• Problem statement:
The entries below are to be returned as written, with all pictures dropped.

• Listed entries:
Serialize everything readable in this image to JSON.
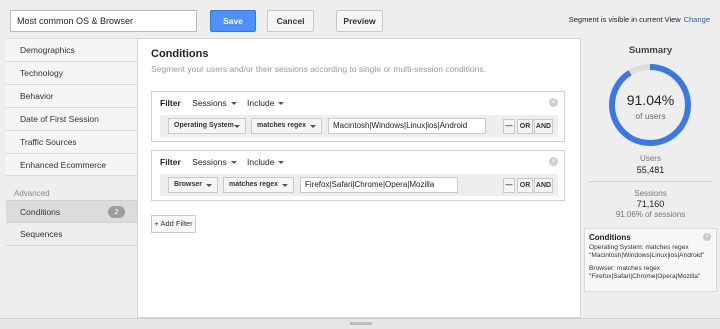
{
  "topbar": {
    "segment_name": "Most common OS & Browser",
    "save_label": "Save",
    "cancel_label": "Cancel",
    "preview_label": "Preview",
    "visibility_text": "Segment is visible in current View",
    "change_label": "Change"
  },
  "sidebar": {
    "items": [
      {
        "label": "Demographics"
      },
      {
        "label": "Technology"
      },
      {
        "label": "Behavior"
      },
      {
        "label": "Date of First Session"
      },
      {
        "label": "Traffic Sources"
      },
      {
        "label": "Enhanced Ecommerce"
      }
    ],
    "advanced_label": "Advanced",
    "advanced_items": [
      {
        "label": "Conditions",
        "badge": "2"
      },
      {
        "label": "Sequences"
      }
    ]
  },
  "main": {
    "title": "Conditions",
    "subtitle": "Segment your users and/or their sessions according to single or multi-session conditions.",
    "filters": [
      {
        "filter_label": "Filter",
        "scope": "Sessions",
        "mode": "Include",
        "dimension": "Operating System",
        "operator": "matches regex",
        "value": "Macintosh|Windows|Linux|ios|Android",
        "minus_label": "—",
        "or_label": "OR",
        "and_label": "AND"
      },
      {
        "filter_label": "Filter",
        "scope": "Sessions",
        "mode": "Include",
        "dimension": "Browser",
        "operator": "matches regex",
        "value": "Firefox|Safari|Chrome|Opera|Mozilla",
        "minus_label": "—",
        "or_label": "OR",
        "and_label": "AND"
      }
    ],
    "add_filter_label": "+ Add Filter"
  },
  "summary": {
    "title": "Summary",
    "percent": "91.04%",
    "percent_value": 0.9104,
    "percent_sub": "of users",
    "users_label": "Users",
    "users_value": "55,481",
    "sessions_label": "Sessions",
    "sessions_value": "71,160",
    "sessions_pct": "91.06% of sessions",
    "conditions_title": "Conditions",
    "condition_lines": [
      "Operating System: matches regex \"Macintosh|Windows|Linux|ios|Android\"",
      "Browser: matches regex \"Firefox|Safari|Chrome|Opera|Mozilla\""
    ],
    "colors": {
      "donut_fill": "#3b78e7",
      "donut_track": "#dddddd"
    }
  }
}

• Result:
Serialize everything readable in this image to JSON.
{
  "topbar": {
    "segment_name": "Most common OS & Browser",
    "save_label": "Save",
    "cancel_label": "Cancel",
    "preview_label": "Preview",
    "visibility_text": "Segment is visible in current View",
    "change_label": "Change"
  },
  "sidebar": {
    "items": [
      {
        "label": "Demographics"
      },
      {
        "label": "Technology"
      },
      {
        "label": "Behavior"
      },
      {
        "label": "Date of First Session"
      },
      {
        "label": "Traffic Sources"
      },
      {
        "label": "Enhanced Ecommerce"
      }
    ],
    "advanced_label": "Advanced",
    "advanced_items": [
      {
        "label": "Conditions",
        "badge": "2"
      },
      {
        "label": "Sequences"
      }
    ]
  },
  "main": {
    "title": "Conditions",
    "subtitle": "Segment your users and/or their sessions according to single or multi-session conditions.",
    "filters": [
      {
        "filter_label": "Filter",
        "scope": "Sessions",
        "mode": "Include",
        "dimension": "Operating System",
        "operator": "matches regex",
        "value": "Macintosh|Windows|Linux|ios|Android",
        "minus_label": "—",
        "or_label": "OR",
        "and_label": "AND"
      },
      {
        "filter_label": "Filter",
        "scope": "Sessions",
        "mode": "Include",
        "dimension": "Browser",
        "operator": "matches regex",
        "value": "Firefox|Safari|Chrome|Opera|Mozilla",
        "minus_label": "—",
        "or_label": "OR",
        "and_label": "AND"
      }
    ],
    "add_filter_label": "+ Add Filter"
  },
  "summary": {
    "title": "Summary",
    "percent": "91.04%",
    "percent_value": 0.9104,
    "percent_sub": "of users",
    "users_label": "Users",
    "users_value": "55,481",
    "sessions_label": "Sessions",
    "sessions_value": "71,160",
    "sessions_pct": "91.06% of sessions",
    "conditions_title": "Conditions",
    "condition_lines": [
      "Operating System: matches regex \"Macintosh|Windows|Linux|ios|Android\"",
      "Browser: matches regex \"Firefox|Safari|Chrome|Opera|Mozilla\""
    ],
    "colors": {
      "donut_fill": "#3b78e7",
      "donut_track": "#dddddd"
    }
  }
}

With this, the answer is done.